Natalie Ruscello is an Occupational Therapy student at The Ohio State University. She is a member of the Team Buckeye superpeloton and rides with Buckeye Student Riders. Natalie enjoys long-distance running and is a member of the Ohio State Triathlon Club. She also loves musical theater and participates in theater productions around Columbus. This will be Natalie’s third year riding in Pelotonia.
How did you get involved with Pelotonia, specifically with Team Buckeye?
I first heard about Pelotonia when I was an undergraduate student from a classmate who was part of Team Buckeye. I wanted to participate but was afraid of the ride distance and the fundraising commitments.
When I became a graduate student, I had more cycling experience, and a friend of mine started a Team Buckeye peloton called Crops to the Clinic. Because I had always wanted to get involved, I joined her peloton. We dived in and rode together.
How many years have you been involved? What routes have you participated in?
I have been involved with Pelotonia for two years, and I have ridden the 100-mile and 180-mile routes.
How do you train for the ride?
Typically, I begin training in May once the weather is nicer. I do some shorter ride training by myself. However, I mostly train with my friend. We love riding from the campus area to Plain City, or riding the hills in Canal Winchester. I also join the Columbus Outdoor Pursuits rides whenever possible. They are based in Dublin and New Albany and provide great opportunities for mid-distance riding on weeknights. It is a great way to train and to gain group-riding skills.
Is there someone whom you ride for?
I ride for my mom, who overcame breast cancer, and for my friend Kyle who passed away in 2014 after a six-year battle with cancer.
What does Pelotonia’s one goal to end cancer mean to you?
As one person, we can make only so much of a difference. Pelotonia gives us the opportunity to be part of something bigger and to join a community of people all fighting toward the same goal: end cancer. Pelotonia brings survivors, current patients, medical teams, researchers, students and other riders together to support one another emotionally. The money raised makes new research possible, but the event itself provides hope for those fighting and encourages medical teams to keep searching for a cure.
Do you have a favorite/memorable moment from riding in Pelotonia?
One of my favorite moments is riding through Granville and seeing everyone who came out to support Pelotonia.
What advice can you give for first-time participants?

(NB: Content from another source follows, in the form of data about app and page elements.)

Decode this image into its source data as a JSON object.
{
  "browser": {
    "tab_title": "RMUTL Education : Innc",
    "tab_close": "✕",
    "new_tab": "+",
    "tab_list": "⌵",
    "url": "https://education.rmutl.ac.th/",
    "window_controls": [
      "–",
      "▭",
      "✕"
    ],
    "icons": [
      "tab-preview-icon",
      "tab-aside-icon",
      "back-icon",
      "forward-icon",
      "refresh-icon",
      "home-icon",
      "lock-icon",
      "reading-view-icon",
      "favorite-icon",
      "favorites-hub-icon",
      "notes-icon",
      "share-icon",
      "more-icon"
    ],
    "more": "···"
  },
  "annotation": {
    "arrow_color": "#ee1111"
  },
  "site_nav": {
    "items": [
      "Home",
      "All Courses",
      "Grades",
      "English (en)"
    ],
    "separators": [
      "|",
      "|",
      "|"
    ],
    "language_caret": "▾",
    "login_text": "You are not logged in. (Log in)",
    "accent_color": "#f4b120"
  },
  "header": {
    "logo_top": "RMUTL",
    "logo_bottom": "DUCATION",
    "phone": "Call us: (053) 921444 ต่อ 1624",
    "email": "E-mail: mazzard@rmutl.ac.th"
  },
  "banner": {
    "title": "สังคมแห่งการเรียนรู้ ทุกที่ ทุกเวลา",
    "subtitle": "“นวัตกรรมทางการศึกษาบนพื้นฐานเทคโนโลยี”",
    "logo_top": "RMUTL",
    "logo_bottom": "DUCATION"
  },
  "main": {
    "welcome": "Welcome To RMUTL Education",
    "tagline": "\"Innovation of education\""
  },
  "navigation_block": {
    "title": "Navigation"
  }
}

Have fun and enjoy the ride! Pelotonia is not a race; it’s a journey. Take time to talk with survivors, your peloton and other experienced riders. Also, remember to rest at the stops and drink plenty of water. Lastly, don’t be afraid to challenge yourself and take on a longer route.